Park entrance fees.
Private, noncommercial automobile (valid for 7 days at both Yellowstone and Grand Teton) $25
Individual motorcycle (7days, both parks) $20
Single entre (foot, bike, ski, etc. 7days, both parks) $12
Yellowstone and Grand Teton Annual Pass (valid 1 year) $50
America the beautiful (all Nat.Parks and Federal Recreation Land Pass, valid 1 year) $80
Senior pass (U.S. citizens or permanent residents +62) $10
Access pass (U.S. citizens or permanent residents with permanent disability) $0
Activities that require a permit
-Boating or use of float tubes
-overnight backcountry camping
-Travel with a service animal in the backcountry
-All commercial services
-Commercial filming and photography with props or models (I almost couldn’t enter with Giorgia)
-Stock entry into the park requires cogging testing
Where to sleep
There are 12 places (camping ground/lodge rentals) in Yellowstone: just 1 opens all year long, 6 from May and 5 from June. Most close at the end of September.
Camping sides have a ‘First come, first served’ policy, to our knowledge there are just 2 that permit reservations.
You can sleep for free in any National forest, just outside the Nat.Parks.
Famously hot features
-Hot springs: are the most common hydrothermal features in the park. They vary from frothing mocha-like boiling water to clear and calm pools of unfathomable depth (see Diane we are using a new vocabulary J)

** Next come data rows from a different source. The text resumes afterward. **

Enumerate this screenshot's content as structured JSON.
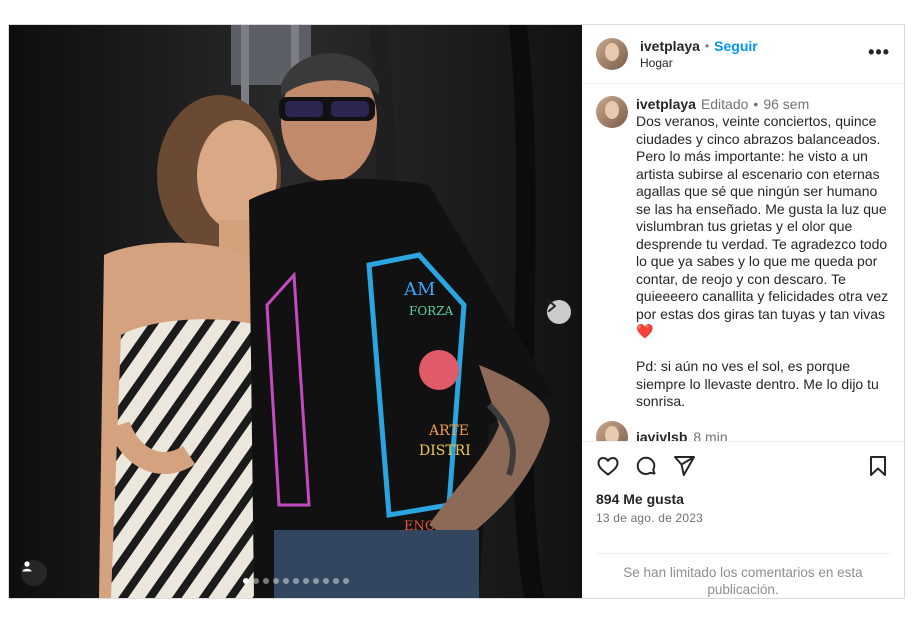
{
  "post": {
    "author": "ivetplaya",
    "follow_label": "Seguir",
    "header_separator": "•",
    "location": "Hogar",
    "more_label": "•••"
  },
  "caption": {
    "username": "ivetplaya",
    "edited_label": "Editado",
    "separator": "•",
    "age": "96 sem",
    "text_part1": "Dos veranos, veinte conciertos, quince ciudades y cinco abrazos balanceados. Pero lo más importante: he visto a un artista subirse al escenario con eternas agallas que sé que ningún ser humano se las ha enseñado. Me gusta la luz que vislumbran tus grietas y el olor que desprende tu verdad. Te agradezco todo lo que ya sabes y lo que me queda por contar, de reojo y con descaro. Te quieeeero canallita y felicidades otra vez por estas dos giras tan tuyas y tan vivas",
    "emoji": "❤️",
    "text_part2": "Pd: si aún no ves el sol, es porque siempre lo llevaste dentro. Me lo dijo tu sonrisa."
  },
  "next_comment": {
    "username": "javivlsb",
    "age": "8 min"
  },
  "stats": {
    "likes": "894 Me gusta",
    "date": "13 de ago. de 2023"
  },
  "comments_notice": "Se han limitado los comentarios en esta publicación.",
  "carousel": {
    "slide_count": 11,
    "active_index": 0
  },
  "icons": {
    "like": "heart-outline-icon",
    "comment": "comment-bubble-icon",
    "share": "paper-plane-icon",
    "save": "bookmark-icon",
    "next": "chevron-right-icon",
    "tags": "user-tag-icon"
  },
  "colors": {
    "follow": "#0095f6",
    "muted": "#737373",
    "border": "#dbdbdb"
  }
}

-Mudpots: are acidic features with limited water supply. Their consistency and activity vary with seasons and precipitations.
-Fumaroles: or steam vents are the hottest hydrothermal features in the park. They are easier to see in cool weather.
-Travertine terraces: are found at the Mammoth Hot Springs, where the interactions of water and limestone create chalk-white travertine.
-Geysers: are hot springs with narrow spaces in their plumbing, usually near the surfaces. These constrictions prevent water from circulating freely to the surface where heat would escape. The deepest circulating water can exceed the surface boiling point.
Know your responsibilities!!!
Firearms are allowed in national parks pursuant to state and federal regulations. They are prohibited in facilities where signs are posted, such as Visitor Centers, Government Offices, and some Concession Operations. Discharge of firearms is prohibited. Possession and use of weapons, such as air guns, bows and arrows, spears and slingshots, is also prohibited.
(So basically you can have a gun but you can’t throw a stick!!! ;-D)